With discussions about green packaging and the perceived value of the CD rampant, now is clearly the time to get rid of the land-filling piece of crap known as the jewel box. How the jewel box came to be perceived by the labels as high-end packaging has always been beyond me, and recycled paperboard CD packaging has never sounded like a better option. Failing that, an Amaray (DVD)-size case with a larger CD booklet would fit the bill.

Of course, with a power player like Universal Music Group Distribution president Jim Urie pulling for the jewel box to be simply rebuilt with ecologically sound material, my vote may not count for much.

But if the U.S. music industry is changing its packaging to go green, I want to introduce some related issues. We can't forget that this whole green dialogue is taking place against a backdrop of rising digital sales and declining CD sales. But many of us believe a demand for physical product will coexist alongside digital in the coming years regardless. So as we look at packaging, we should also discuss its role in the value equation, and what role that packaged good will have five years from now.

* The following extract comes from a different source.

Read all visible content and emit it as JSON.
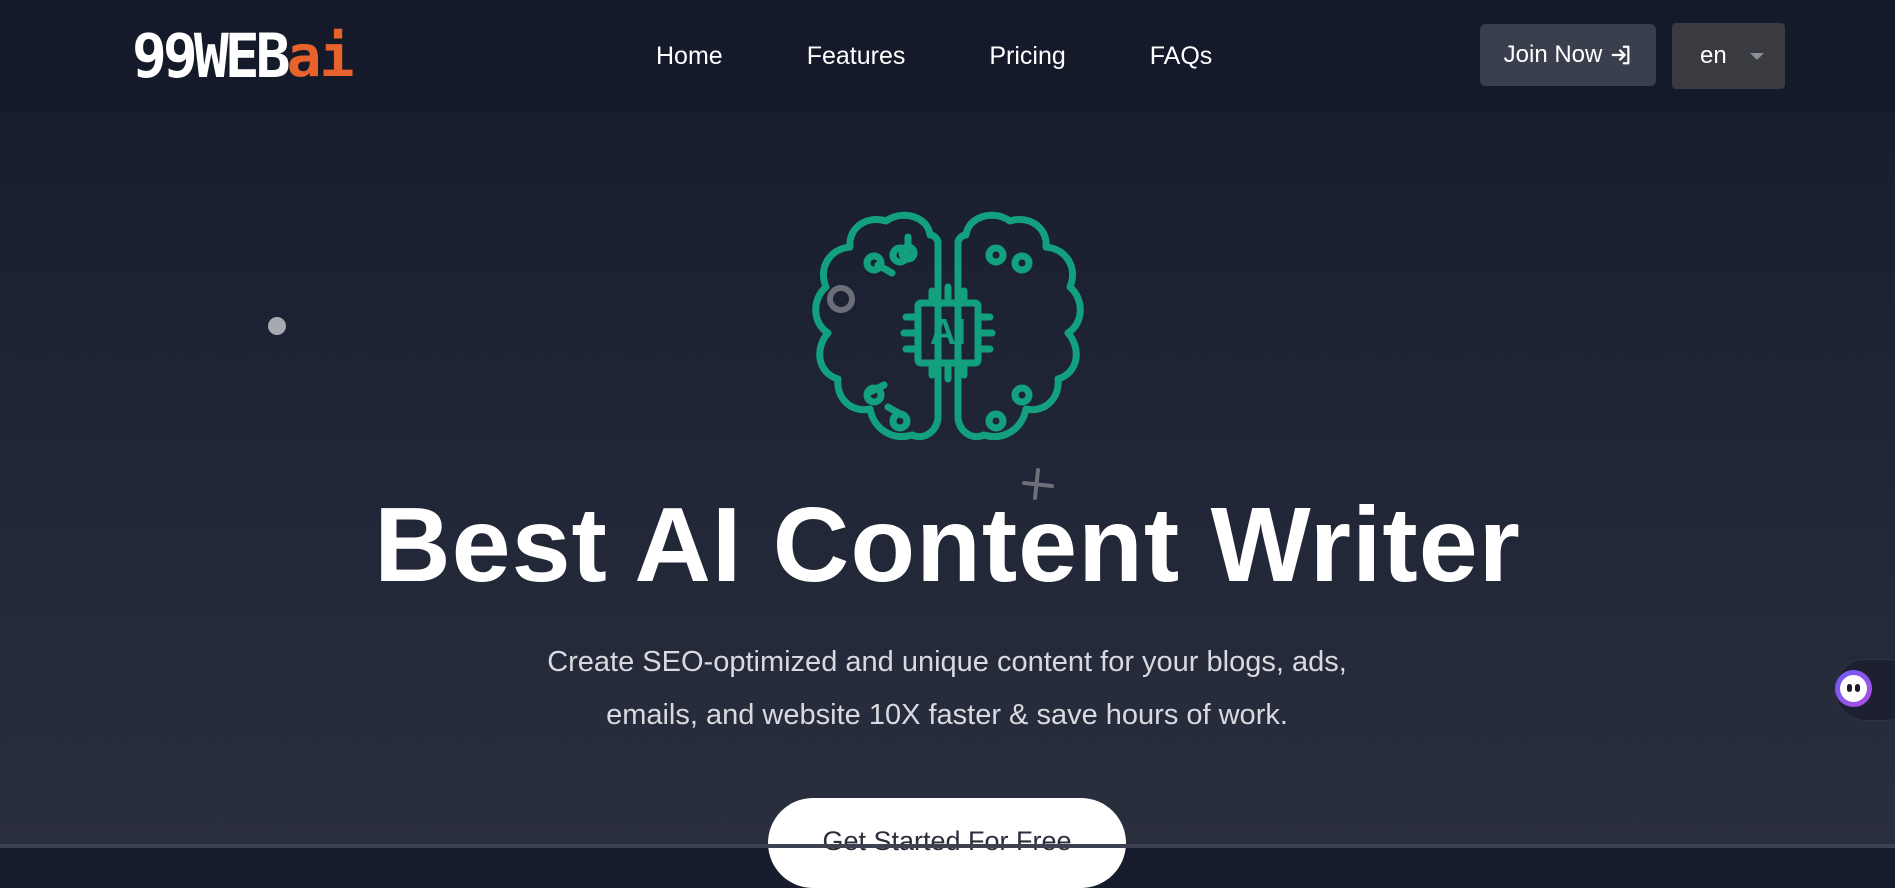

Before I present my case for where packaging should go, let's examine why CD packaging was a mistake from the get-go.

Click here to read Ed Christman's analysis of CD packaging.